Ira furor brevis est.
Anger is brief insanity.
When I first began working with my therapist to process through the trauma of my sexual abuse, we discussed the fact that I held no anger towards my abuser. I of course felt enlightened and superior for this. Apparently, that superiority was lost on my therapist since she commented that it was strange that I wouldn’t be angry. She was right, of course. Why would I not feel anger? She said, “Oh don’t worry, we’re going to find your anger.” That prospect frightened me to be honest. I had never really allowed myself to feel true anger towards anyone for any significant amount of time. The thought that there was could be a reservoir of seething rage inside me was unsettling. Well, today I found it, and it actually feels amazing.

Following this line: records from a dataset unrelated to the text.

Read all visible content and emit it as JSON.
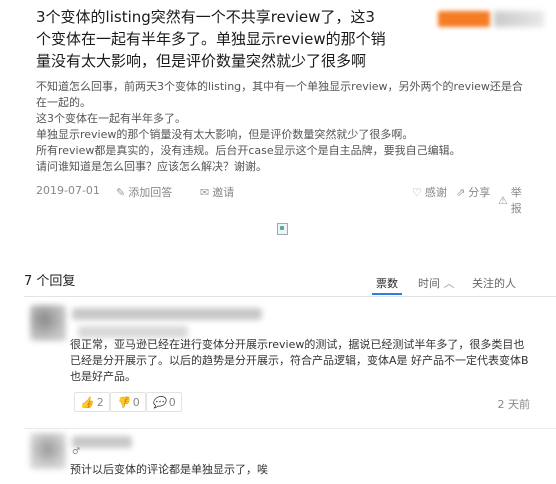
{
  "question": {
    "title": "3个变体的listing突然有一个不共享review了，这3个变体在一起有半年多了。单独显示review的那个销量没有太大影响，但是评价数量突然就少了很多啊",
    "body": [
      "不知道怎么回事，前两天3个变体的listing，其中有一个单独显示review，另外两个的review还是合在一起的。",
      "这3个变体在一起有半年多了。",
      "单独显示review的那个销量没有太大影响，但是评价数量突然就少了很多啊。",
      "所有review都是真实的，没有违规。后台开case显示这个是自主品牌，要我自己编辑。",
      "请问谁知道是怎么回事？应该怎么解决？谢谢。"
    ],
    "date": "2019-07-01",
    "add_answer": "添加回答",
    "invite": "邀请",
    "thanks": "感谢",
    "share": "分享",
    "report": "举报"
  },
  "answers": {
    "count_label": "7 个回复",
    "sort_tabs": [
      "票数",
      "时间",
      "关注的人"
    ],
    "active_sort": "票数",
    "items": [
      {
        "text": "很正常，亚马逊已经在进行变体分开展示review的测试，据说已经测试半年多了，很多类目也已经是分开展示了。以后的趋势是分开展示，符合产品逻辑，变体A是 好产品不一定代表变体B也是好产品。",
        "likes": "2",
        "dislikes": "0",
        "comments": "0",
        "time": "2 天前"
      },
      {
        "mark": "♂",
        "text": "预计以后变体的评论都是单独显示了，唉"
      }
    ]
  },
  "colors": {
    "accent": "#2e7de1",
    "brand_orange": "#f57c23"
  }
}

As I was driving to work today, I was sort of ruminating about everything that has happened since this summer. So far, I’ve given up drinking, managed to stay sober, started seeing a therapist, began dealing with the fact I was sexually abused, and tried very hard to deal with my depression. Last week I consulted with a psychiatrist about managing my antidepressants. She sort of off-handedly remarked that I should look into getting a Psychiatric Service Dog. I had no idea that even existed, but apparently it’s a thing. Am I really such a bad case that I rate having a trained dog! That would put me squarely into the disabled category of depression; a shocking prospect I had never considered. I don’t really feel that describes my situation either, but it was still quite jarring nonetheless.
As I reflected on all of this in the car, it suddenly dawned on my that the actions of another kid against me, 30 plus years ago, have had a significant negative impact on my life all the way into middle age. Arguably, this has been devastating in many respect. Don’t get me wrong, I’ve thought of this before, but this time something clicked, and the size and scope of the damage this kid did to my entire life snapped into focus.
Anger, thy name is Sam! Suddenly, I was fucking pissed. Rage and hatred coursed through my veins. Surpisingly, instead of being scary or unpleasant as I had imagined such a state to be, I felt empowered and strong, and for once, in control. This was one of those rare moments in life where the emotional clarity is such that I think I will be able to tap into it far into the future. Ricky, you little fuckwad, for your sake, I hope we never cross paths.
Featured image: Etching of Angry Man, by W. Herbert, c.1770.